Douglas believed that slavery transformed ordinary people into heartless individuals. I think that this line of thought forced white Americans to eradicate slavery in order to protect a certain way of life. It was made clear to them that slavery was no longer a simple business strategy to lower the cost of production. Douglas made them realize that slavery was a crime against humanity.
Douglas, Frederick. Narrative of the Life of Frederick Douglas, an American Slave, London, UK: John Johnson Publishing, 1881. Print.
Fuller, Margaret. Summer on the Lakes, Boston, MA: Freeman & Bolles, 1844. Print.

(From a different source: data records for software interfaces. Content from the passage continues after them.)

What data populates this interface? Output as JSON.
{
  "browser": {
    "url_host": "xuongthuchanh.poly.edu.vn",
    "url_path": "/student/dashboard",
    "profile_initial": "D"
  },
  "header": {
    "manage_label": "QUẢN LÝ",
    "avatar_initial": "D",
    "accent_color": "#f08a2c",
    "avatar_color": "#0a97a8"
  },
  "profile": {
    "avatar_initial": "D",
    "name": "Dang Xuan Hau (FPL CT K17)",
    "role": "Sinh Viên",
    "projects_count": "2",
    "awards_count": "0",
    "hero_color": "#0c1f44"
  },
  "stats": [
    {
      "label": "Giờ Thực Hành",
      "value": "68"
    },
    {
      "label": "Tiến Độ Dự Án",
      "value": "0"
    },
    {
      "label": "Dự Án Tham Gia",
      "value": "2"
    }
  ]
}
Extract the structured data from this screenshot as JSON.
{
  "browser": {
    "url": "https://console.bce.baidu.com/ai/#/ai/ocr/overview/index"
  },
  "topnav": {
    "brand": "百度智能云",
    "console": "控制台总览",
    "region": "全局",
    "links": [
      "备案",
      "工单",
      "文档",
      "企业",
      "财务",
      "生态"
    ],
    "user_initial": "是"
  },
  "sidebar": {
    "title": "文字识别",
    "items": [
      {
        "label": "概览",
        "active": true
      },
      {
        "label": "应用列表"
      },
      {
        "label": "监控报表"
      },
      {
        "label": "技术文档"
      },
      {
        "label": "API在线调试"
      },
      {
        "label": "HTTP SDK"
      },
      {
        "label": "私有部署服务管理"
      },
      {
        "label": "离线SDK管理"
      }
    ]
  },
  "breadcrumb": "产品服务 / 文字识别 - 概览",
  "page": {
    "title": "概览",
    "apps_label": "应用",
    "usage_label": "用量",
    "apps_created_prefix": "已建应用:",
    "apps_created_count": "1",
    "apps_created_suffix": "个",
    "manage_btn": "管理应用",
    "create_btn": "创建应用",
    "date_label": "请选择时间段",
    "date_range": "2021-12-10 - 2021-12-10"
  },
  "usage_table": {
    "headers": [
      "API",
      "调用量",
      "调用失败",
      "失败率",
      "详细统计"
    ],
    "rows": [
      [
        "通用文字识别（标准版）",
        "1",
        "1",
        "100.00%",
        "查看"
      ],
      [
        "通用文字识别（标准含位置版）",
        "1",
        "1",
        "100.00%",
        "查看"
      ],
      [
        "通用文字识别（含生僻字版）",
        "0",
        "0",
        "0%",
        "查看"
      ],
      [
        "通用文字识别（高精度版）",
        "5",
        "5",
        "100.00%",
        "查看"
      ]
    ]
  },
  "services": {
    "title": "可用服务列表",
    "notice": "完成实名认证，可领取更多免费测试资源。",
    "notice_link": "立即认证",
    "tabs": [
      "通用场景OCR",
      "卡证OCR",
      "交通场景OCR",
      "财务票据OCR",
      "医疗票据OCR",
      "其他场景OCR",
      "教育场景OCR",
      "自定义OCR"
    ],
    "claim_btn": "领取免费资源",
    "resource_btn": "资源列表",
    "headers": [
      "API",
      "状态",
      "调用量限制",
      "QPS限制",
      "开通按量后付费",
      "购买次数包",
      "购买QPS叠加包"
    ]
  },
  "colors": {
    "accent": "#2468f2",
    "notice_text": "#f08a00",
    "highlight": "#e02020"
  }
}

Whitman, Walt. A Noiseless Patient Spider. 2015. Web.
Whitman, Walt. Song of the Open Road. 2015. Web.